Gov. Steve Beshear remains undecided on whether he’ll call a special legislative session to revisit the issue.

Health
5:21 am
Mon July 14, 2014

Kentucky Lawmakers Consider Ways to Help Veterans Suffering from PTSD, Including Medical Marijuana

One Kentucky lawmaker predicts that medical marijuana legalization is inevitable in the Bluegrass State.

Kentucky lawmakers have been discussing the causes of post-traumatic stress disorder in veterans, and how sexual assault in the military plays a factor.

Dr. Mary Sweeney was among a team of physicians from the Robley Rex Veterans Affairs hospital in Louisville who recently testified before a joint Committee on the Military, Veterans Affairs and Public Safety about PTSD treatment efforts.

“Fifty percent of people who experience a rape go on to get PTSD. The numbers are lower for combat. Vietnam veterans, probably about 30 percent at some point in their life. Gulf War  veterans, perhaps 10 percent. The numbers are still out in the Iraq and Afghanistan veterans.”

Many veterans have lobbied Frankfort in support of medical marijuana as a treatment for their symptoms.

About 18,500 veterans in Kentucky suffer from PTSD. Nationwide, that number is 350,000.

Medical Marijuana for Veterans?

Kentucky lawmakers also heard testimony from those advocating for the legalization of medical marijuana as a way for veterans to cope with the impact of PTSD and physical ailments related to their military service.

Read more
Regional
3:39 pm
Fri July 11, 2014

State Looks For Proposals for Eastern Kentucky Broadband Expansion

The office of Gov. Steve Beshear announced Friday that the state is seeking a request for proposals from private companies to expand broadband Internet access to Eastern Kentucky.

In a press release, the governor’s office said it will ask for proposals from companies to expand Internet access as part of the SOAR initiative, which aims to revitalize communities in the state’s economically troubled coal regions.The initial phase of the project will place 3,000 miles of broadband cable over a period of two years.

The governor’s office states that nearly one-quarter of Kentuckians don’t have access to broadband Internet.

The project is estimated to cost about $70 million, with $30 million appropriated by the state legislature and the remainder paid for by public-private partnership.

Kentucky Budget
9:00 am
Fri July 11, 2014

Kentucky's Budget Deficit Partly Fueled by Decline in Capital Gains Tax Reciepts

Kentucky Budget Director Jane Driskell
Credit Commonwealth of Kentucky

Kentucky is facing a $91 million budget shortfall, and one of the driving factors is a decline in a form of income primarily used by the nation’s wealthiest individuals.

In 2012, the U.S. Congress was preparing to take the country over the “fiscal cliff” over rising debt, rising healthcare costs, and spending on the wars in Iraq and Afghanistan.

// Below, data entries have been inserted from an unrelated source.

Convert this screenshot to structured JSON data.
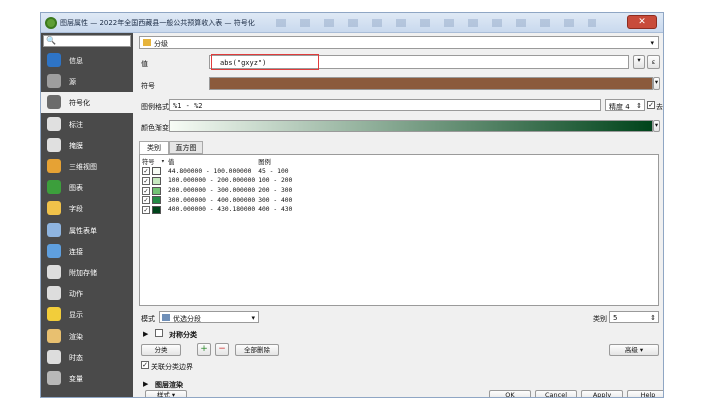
{
  "window": {
    "title": "图层属性 — 2022年全国西藏县一般公共预算收入表 — 符号化",
    "close_glyph": "✕"
  },
  "sidebar": {
    "search_glyph": "🔍",
    "items": [
      {
        "label": "信息",
        "color": "#2e74c6"
      },
      {
        "label": "源",
        "color": "#9e9e9e"
      },
      {
        "label": "符号化",
        "color": "#6b6b6b"
      },
      {
        "label": "标注",
        "color": "#e0e0e0"
      },
      {
        "label": "掩膜",
        "color": "#e0e0e0"
      },
      {
        "label": "三维视图",
        "color": "#e6a234"
      },
      {
        "label": "图表",
        "color": "#3c9f3c"
      },
      {
        "label": "字段",
        "color": "#f0c24a"
      },
      {
        "label": "属性表单",
        "color": "#8fb5e0"
      },
      {
        "label": "连接",
        "color": "#5fa0e0"
      },
      {
        "label": "附加存储",
        "color": "#dddddd"
      },
      {
        "label": "动作",
        "color": "#dddddd"
      },
      {
        "label": "显示",
        "color": "#f2cd3a"
      },
      {
        "label": "渲染",
        "color": "#e8c070"
      },
      {
        "label": "时态",
        "color": "#dddddd"
      },
      {
        "label": "变量",
        "color": "#b8b8b8"
      }
    ]
  },
  "renderer": {
    "type": "分级"
  },
  "value_field": {
    "label": "值",
    "value": "abs(\"gxyz\")",
    "epsilon": "ε"
  },
  "symbol": {
    "label": "符号",
    "color": "#8b5a3c"
  },
  "legend_format": {
    "label": "图例格式",
    "value": "%1 - %2",
    "precision_label": "精度 4",
    "trim_label": "去除"
  },
  "color_ramp": {
    "label": "颜色渐变",
    "start": "#f7fcf5",
    "end": "#00441b"
  },
  "tabs": {
    "classes": "类别",
    "histogram": "直方图"
  },
  "class_table": {
    "headers": {
      "symbol": "符号",
      "value": "值",
      "legend": "图例"
    },
    "rows": [
      {
        "value": "44.800000 - 100.000000",
        "legend": "45 - 100",
        "color": "#f7fcf5"
      },
      {
        "value": "100.000000 - 200.000000",
        "legend": "100 - 200",
        "color": "#c7e9c0"
      },
      {
        "value": "200.000000 - 300.000000",
        "legend": "200 - 300",
        "color": "#74c476"
      },
      {
        "value": "300.000000 - 400.000000",
        "legend": "300 - 400",
        "color": "#238b45"
      },
      {
        "value": "400.000000 - 430.180000",
        "legend": "400 - 430",
        "color": "#00441b"
      }
    ]
  },
  "mode": {
    "label": "模式",
    "value": "优选分段",
    "classes_label": "类别",
    "classes_value": "5"
  },
  "symmetric": {
    "label": "对称分类"
  },
  "buttons": {
    "classify": "分类",
    "delete_all": "全部删除",
    "advanced": "高级",
    "ok": "OK",
    "cancel": "Cancel",
    "apply": "Apply",
    "help": "Help",
    "style": "样式"
  },
  "link_bounds": {
    "label": "关联分类边界"
  },
  "layer_render": {
    "label": "图层渲染"
  }
}
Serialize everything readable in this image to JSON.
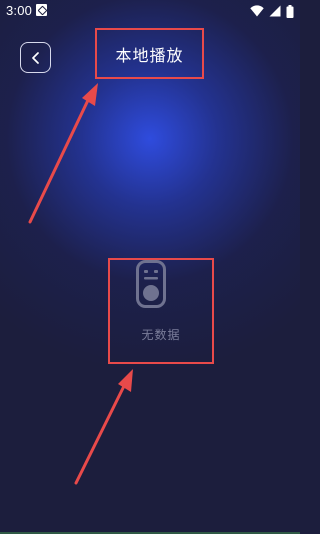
{
  "status_bar": {
    "time": "3:00",
    "app_icon": "notification-app-icon",
    "icons": [
      "wifi-icon",
      "signal-icon",
      "battery-icon"
    ]
  },
  "header": {
    "back_icon": "chevron-left-icon",
    "title": "本地播放"
  },
  "empty_state": {
    "icon": "remote-control-icon",
    "text": "无数据"
  },
  "colors": {
    "background": "#1c1e3d",
    "glow": "#304ee6",
    "annotation_red": "#e84a4a",
    "muted_text": "#7b7e9b"
  }
}
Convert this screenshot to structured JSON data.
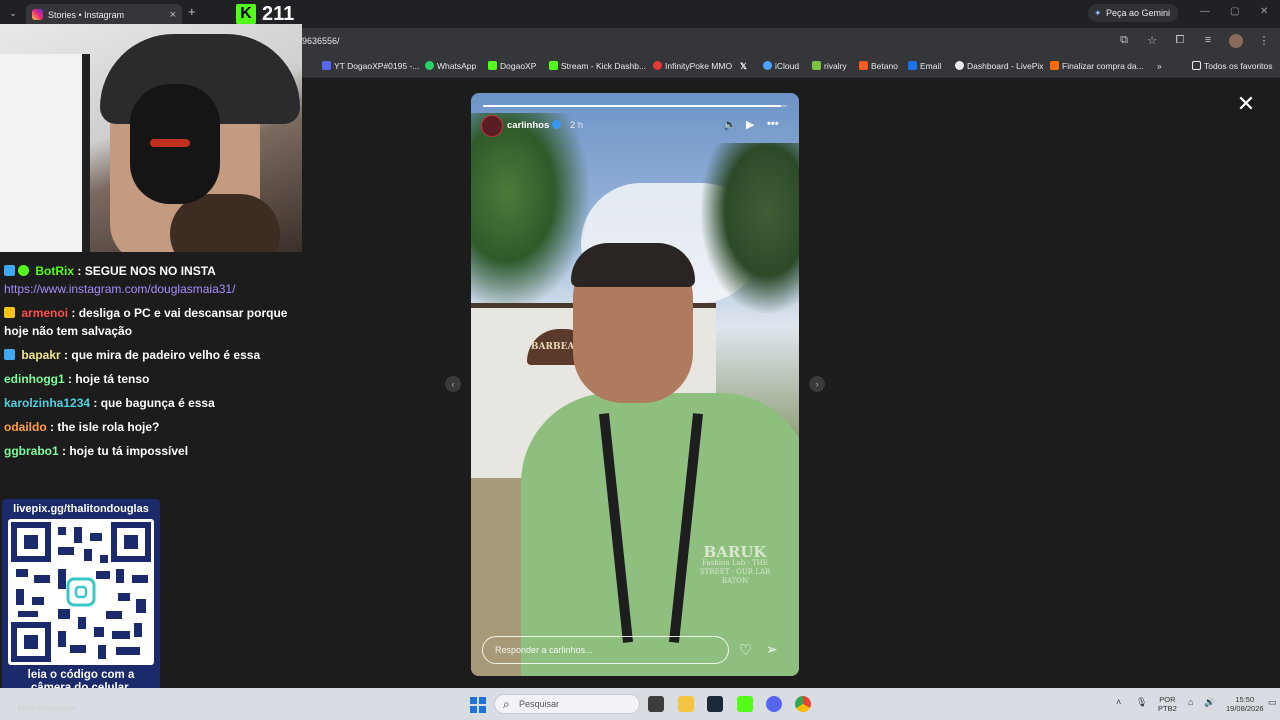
{
  "browser": {
    "tab_title": "Stories • Instagram",
    "tab_close": "×",
    "new_tab": "+",
    "gemini_label": "Peça ao Gemini",
    "url": "9636556/",
    "bookmarks": [
      {
        "label": "YT DogaoXP#0195 -...",
        "color": "#5865f2"
      },
      {
        "label": "WhatsApp",
        "color": "#25d366"
      },
      {
        "label": "DogaoXP",
        "color": "#53fc18"
      },
      {
        "label": "Stream - Kick Dashb...",
        "color": "#53fc18"
      },
      {
        "label": "InfinityPoke MMO",
        "color": "#e53935"
      },
      {
        "label": "",
        "color": "#ffffff"
      },
      {
        "label": "iCloud",
        "color": "#4aa3ff"
      },
      {
        "label": "rivalry",
        "color": "#7cc142"
      },
      {
        "label": "Betano",
        "color": "#ff5a1f"
      },
      {
        "label": "Email",
        "color": "#1a73e8"
      },
      {
        "label": "Dashboard - LivePix",
        "color": "#e8eaed"
      },
      {
        "label": "Finalizar compra da...",
        "color": "#ff6d00"
      }
    ],
    "bookmarks_more": "»",
    "all_favorites": "Todos os favoritos"
  },
  "stream": {
    "kick_viewers": "211",
    "chat": [
      {
        "user": "BotRix",
        "user_color": "#53fc18",
        "text": ": SEGUE NOS NO INSTA",
        "badge_color": "#3fa9f5",
        "badge2_color": "#53fc18"
      },
      {
        "user": "",
        "user_color": "#a98cff",
        "text": "https://www.instagram.com/douglasmaia31/",
        "badge_color": ""
      },
      {
        "user": "armenoi",
        "user_color": "#ff4d4d",
        "text": ": desliga o PC e vai descansar porque hoje não tem salvação",
        "badge_color": "#f5c518"
      },
      {
        "user": "bapakr",
        "user_color": "#f0e68c",
        "text": ": que mira de padeiro velho é essa",
        "badge_color": "#3fa9f5"
      },
      {
        "user": "edinhogg1",
        "user_color": "#7cfc9b",
        "text": ": hoje tá tenso",
        "badge_color": ""
      },
      {
        "user": "karolzinha1234",
        "user_color": "#4dd0e1",
        "text": ": que bagunça é essa",
        "badge_color": ""
      },
      {
        "user": "odaildo",
        "user_color": "#ff9f43",
        "text": ": the isle rola hoje?",
        "badge_color": ""
      },
      {
        "user": "ggbrabo1",
        "user_color": "#7cfc9b",
        "text": ": hoje tu tá impossível",
        "badge_color": ""
      }
    ],
    "livepix": {
      "title": "livepix.gg/thalitondouglas",
      "caption_line1": "leia o código com a",
      "caption_line2": "câmera do celular."
    },
    "weather": "Fred ensolarado"
  },
  "story": {
    "username": "carlinhos",
    "time": "2 h",
    "progress": 0.98,
    "reply_placeholder": "Responder a carlinhos...",
    "sign_text": "BARBEARIA",
    "shirt_brand": "BARUK",
    "shirt_sub": "Fashion Lab · THE STREET · OUR LAB BATON",
    "close": "✕",
    "prev": "‹",
    "next": "›"
  },
  "taskbar": {
    "search_placeholder": "Pesquisar",
    "lang": "POR",
    "lang2": "PTB2",
    "time": "15:50",
    "date": "19/08/2026"
  }
}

To reduce the deficit, President Obama proposed raising the federal capital gains tax, which largely impacted the nation's wealthiest, prompting a massive sell-off by 2013.

As a result, state budget forecasters anticipated a repeat of such revenue on what was essentially a one-time occurrence.

“All states knew of this change, and they made adjustments in their revenue estimates, but it was a much larger impact nationwide than states planned for,” said Kentucky State Budget Director Jane Driskell.

Driskell says there is no need for a special legislative session to address the shortfall. Governor Beshear could issue a budget reduction order to balance the state’s coffers.

Pages